Start of Block

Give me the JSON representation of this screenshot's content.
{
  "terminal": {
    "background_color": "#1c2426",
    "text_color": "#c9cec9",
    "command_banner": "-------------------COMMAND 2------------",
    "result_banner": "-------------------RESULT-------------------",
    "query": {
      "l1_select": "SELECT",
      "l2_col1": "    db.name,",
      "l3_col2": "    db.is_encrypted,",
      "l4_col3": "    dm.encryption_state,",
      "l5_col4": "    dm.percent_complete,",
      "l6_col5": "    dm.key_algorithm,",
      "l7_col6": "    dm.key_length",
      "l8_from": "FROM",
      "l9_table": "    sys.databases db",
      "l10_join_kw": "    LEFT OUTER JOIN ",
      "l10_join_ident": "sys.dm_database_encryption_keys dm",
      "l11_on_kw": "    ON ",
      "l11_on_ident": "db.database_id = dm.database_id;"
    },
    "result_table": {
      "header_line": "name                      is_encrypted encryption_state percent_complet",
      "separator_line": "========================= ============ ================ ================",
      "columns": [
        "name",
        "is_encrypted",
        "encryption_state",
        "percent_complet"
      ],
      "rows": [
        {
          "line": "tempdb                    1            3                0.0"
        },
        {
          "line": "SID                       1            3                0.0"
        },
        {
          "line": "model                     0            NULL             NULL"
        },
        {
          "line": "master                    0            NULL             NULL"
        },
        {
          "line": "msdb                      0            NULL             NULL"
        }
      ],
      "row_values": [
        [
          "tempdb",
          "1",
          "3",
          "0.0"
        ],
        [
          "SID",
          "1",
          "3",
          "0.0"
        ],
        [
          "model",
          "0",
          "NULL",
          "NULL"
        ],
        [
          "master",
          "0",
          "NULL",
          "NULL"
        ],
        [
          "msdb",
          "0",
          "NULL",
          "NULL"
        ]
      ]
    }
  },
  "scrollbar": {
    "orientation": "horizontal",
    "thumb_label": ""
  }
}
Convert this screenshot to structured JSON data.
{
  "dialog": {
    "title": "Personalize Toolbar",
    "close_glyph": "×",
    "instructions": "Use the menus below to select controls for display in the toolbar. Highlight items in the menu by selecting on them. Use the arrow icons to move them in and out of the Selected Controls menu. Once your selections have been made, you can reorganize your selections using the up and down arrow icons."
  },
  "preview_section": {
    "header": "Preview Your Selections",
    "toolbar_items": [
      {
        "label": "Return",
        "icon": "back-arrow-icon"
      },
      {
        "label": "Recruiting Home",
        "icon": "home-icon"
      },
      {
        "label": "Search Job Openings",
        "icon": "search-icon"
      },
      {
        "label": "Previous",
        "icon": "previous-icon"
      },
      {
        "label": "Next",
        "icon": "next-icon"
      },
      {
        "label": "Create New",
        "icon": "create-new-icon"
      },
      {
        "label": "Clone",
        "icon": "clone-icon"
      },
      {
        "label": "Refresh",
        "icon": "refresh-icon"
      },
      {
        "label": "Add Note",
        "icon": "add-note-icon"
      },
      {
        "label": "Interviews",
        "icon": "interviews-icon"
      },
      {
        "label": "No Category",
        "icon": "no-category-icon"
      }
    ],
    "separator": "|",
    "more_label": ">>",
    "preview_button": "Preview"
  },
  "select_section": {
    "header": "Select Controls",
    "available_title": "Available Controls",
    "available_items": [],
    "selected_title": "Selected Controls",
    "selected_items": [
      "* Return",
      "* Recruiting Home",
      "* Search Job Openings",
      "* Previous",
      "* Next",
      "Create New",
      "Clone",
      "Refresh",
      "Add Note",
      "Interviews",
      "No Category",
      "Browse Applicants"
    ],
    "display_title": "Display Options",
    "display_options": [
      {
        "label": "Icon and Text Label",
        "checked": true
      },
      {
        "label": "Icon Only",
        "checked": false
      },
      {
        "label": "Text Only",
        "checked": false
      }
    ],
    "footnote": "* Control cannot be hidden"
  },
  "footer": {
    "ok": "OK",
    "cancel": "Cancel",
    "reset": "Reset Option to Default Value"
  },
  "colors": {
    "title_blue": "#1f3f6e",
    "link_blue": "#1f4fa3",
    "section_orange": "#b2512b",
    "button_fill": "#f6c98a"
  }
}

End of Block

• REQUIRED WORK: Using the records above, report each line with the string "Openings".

• TASK OUTPUT:
        "label": "Search Job Openings",
      "* Search Job Openings",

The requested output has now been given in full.